● Task to complete
Gather, from the data below, each line in which the word "true" occurs.

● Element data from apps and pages

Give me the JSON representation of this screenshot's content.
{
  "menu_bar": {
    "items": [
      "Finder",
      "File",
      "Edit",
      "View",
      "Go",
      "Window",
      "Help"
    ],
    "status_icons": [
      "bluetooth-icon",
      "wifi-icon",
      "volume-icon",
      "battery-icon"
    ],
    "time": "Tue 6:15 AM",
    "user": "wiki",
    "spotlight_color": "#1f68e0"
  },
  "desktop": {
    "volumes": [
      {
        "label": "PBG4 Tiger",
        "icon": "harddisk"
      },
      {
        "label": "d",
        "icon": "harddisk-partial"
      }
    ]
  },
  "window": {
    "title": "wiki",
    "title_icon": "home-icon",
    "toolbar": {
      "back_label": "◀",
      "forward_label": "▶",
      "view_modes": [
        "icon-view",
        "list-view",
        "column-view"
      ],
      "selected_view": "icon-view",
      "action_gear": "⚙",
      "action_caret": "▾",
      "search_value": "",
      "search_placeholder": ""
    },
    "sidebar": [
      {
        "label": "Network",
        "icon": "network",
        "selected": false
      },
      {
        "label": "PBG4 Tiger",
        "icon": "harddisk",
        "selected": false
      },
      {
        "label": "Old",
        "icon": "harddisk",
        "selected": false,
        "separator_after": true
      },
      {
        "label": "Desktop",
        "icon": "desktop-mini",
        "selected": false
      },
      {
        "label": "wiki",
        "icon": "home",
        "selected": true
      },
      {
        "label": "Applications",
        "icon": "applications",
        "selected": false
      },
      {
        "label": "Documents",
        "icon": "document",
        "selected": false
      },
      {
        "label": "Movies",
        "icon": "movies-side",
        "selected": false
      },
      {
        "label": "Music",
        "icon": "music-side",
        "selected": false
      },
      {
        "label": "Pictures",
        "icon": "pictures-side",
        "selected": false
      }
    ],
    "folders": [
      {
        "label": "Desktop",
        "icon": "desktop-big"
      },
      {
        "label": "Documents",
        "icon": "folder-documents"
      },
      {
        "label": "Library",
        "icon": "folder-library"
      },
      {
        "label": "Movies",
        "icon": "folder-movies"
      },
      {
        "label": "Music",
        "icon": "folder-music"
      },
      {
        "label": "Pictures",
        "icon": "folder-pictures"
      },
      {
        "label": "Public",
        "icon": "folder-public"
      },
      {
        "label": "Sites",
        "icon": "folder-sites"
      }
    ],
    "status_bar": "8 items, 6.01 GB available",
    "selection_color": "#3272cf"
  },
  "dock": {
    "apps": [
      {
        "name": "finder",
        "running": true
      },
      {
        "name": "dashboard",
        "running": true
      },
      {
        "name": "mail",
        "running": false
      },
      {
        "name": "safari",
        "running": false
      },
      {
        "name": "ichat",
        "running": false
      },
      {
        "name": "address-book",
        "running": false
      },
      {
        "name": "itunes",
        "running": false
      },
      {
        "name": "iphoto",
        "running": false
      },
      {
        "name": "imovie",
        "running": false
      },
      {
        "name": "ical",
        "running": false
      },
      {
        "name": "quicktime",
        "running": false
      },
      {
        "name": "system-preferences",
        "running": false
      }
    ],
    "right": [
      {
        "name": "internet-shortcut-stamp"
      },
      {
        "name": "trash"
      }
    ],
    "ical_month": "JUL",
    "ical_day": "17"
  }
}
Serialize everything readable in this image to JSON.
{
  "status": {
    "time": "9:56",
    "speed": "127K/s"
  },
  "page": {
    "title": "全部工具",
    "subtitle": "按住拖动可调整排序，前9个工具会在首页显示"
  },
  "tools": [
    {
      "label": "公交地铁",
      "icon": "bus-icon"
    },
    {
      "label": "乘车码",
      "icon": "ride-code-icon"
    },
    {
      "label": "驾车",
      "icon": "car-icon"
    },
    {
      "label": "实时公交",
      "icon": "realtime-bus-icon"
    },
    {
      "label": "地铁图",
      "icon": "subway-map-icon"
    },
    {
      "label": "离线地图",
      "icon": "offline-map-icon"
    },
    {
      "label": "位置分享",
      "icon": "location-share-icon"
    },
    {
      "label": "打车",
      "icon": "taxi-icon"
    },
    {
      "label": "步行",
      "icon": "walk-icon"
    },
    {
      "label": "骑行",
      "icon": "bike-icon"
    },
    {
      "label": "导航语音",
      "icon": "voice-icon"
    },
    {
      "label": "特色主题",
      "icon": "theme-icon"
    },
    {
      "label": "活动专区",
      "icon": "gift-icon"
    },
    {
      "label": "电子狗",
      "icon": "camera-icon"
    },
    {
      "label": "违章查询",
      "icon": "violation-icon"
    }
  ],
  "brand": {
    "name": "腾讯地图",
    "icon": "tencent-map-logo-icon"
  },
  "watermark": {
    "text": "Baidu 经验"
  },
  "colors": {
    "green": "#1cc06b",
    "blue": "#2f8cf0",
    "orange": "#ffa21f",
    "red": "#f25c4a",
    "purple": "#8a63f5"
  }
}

● Expected output
        "separator_after": true
        "selected": true
        "running": true
        "running": true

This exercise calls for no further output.